Data extracts.

********************

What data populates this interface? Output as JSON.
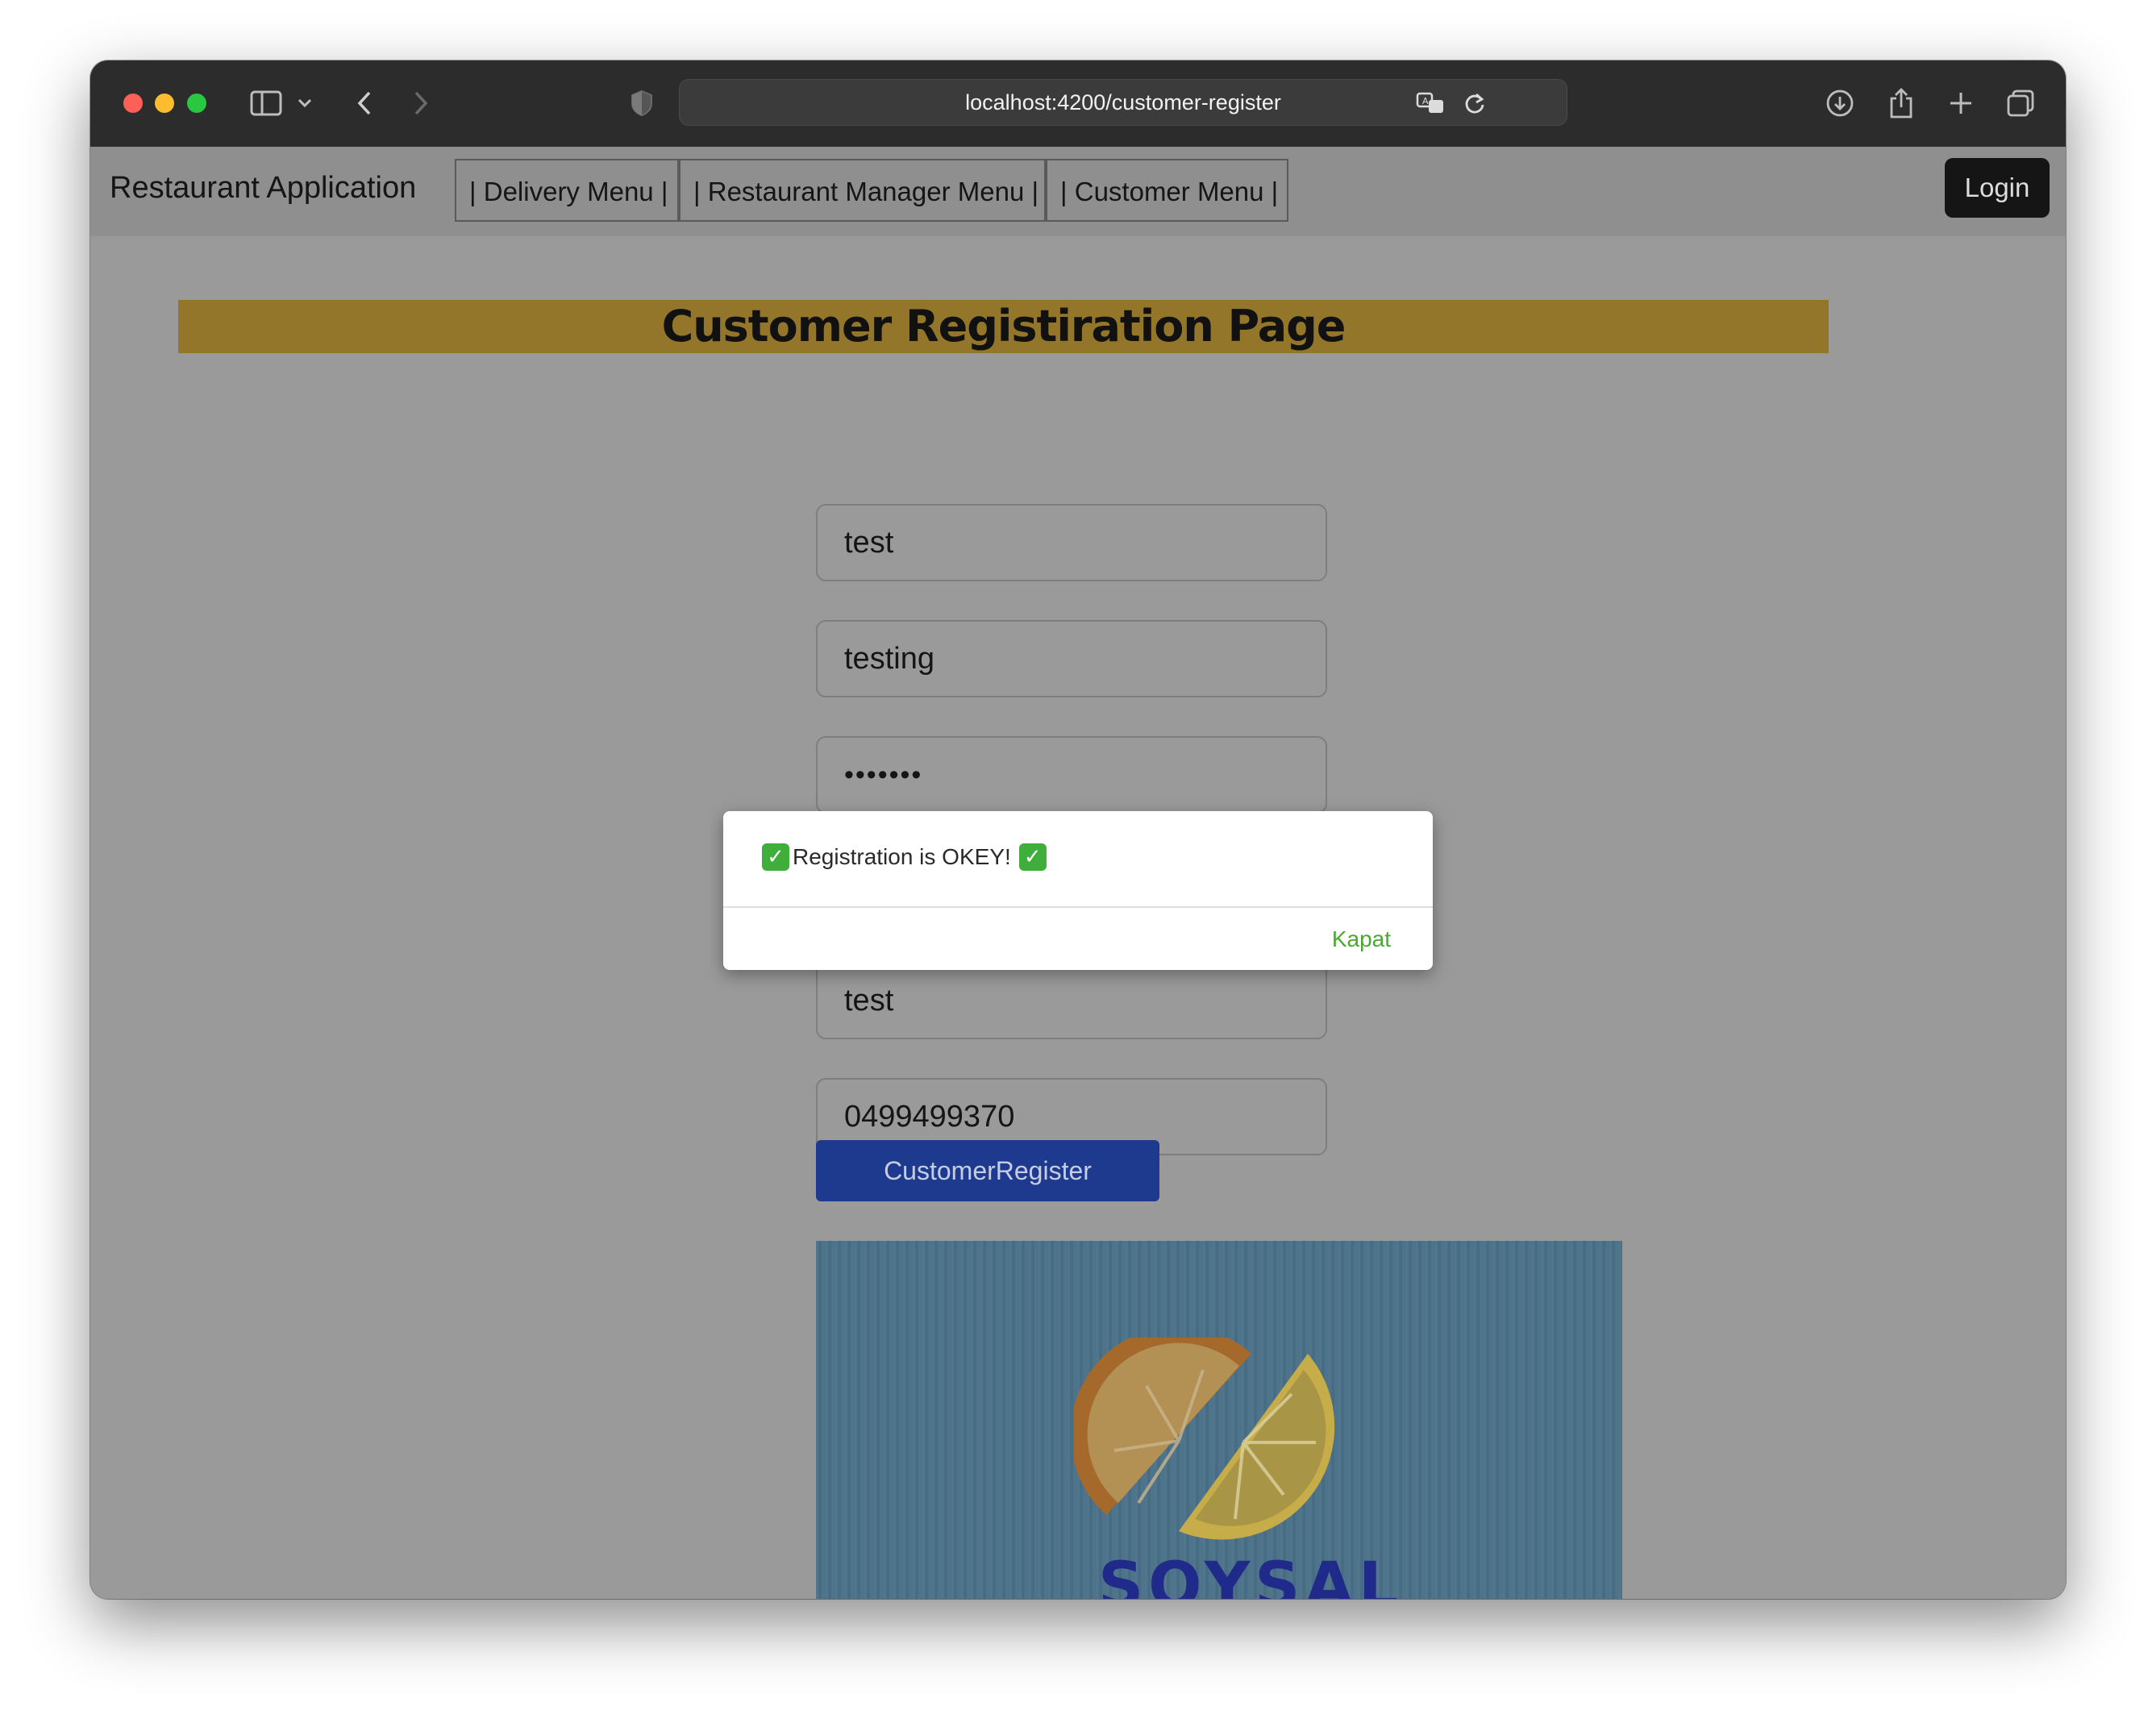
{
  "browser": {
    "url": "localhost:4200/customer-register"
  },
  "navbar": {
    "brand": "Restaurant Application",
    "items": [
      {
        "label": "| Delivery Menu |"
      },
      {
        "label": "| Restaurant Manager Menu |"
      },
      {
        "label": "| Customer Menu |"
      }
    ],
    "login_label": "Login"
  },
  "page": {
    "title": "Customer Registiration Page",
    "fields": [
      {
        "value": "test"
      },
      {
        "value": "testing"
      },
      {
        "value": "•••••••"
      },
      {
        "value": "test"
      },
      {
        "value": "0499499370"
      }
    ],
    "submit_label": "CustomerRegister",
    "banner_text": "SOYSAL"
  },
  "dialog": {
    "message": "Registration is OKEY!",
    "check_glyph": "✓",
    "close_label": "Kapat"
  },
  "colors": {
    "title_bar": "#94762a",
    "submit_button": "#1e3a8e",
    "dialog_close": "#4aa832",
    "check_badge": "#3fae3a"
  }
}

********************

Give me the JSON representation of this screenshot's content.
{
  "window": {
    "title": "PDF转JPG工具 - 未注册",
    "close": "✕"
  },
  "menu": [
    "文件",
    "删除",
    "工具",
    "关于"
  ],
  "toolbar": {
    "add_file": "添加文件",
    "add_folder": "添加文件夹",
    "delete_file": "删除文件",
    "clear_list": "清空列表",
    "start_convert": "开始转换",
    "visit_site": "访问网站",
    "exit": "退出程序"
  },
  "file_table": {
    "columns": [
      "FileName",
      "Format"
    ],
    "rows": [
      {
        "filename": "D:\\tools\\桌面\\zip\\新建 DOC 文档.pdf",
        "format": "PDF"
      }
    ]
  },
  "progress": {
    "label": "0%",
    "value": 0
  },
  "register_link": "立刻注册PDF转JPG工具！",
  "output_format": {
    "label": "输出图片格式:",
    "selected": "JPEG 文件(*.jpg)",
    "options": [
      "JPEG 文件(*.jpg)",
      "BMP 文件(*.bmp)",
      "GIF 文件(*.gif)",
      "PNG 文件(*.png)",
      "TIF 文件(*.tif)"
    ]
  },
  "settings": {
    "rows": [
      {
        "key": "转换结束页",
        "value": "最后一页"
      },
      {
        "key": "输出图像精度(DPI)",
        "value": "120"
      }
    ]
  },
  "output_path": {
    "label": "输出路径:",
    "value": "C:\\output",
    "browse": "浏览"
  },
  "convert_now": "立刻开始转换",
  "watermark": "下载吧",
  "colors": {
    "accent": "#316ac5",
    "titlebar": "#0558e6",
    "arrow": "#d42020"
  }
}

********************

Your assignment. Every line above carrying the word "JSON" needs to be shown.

Written reply.
What data populates this interface? Output as JSON.
Give me the JSON representation of this screenshot's content.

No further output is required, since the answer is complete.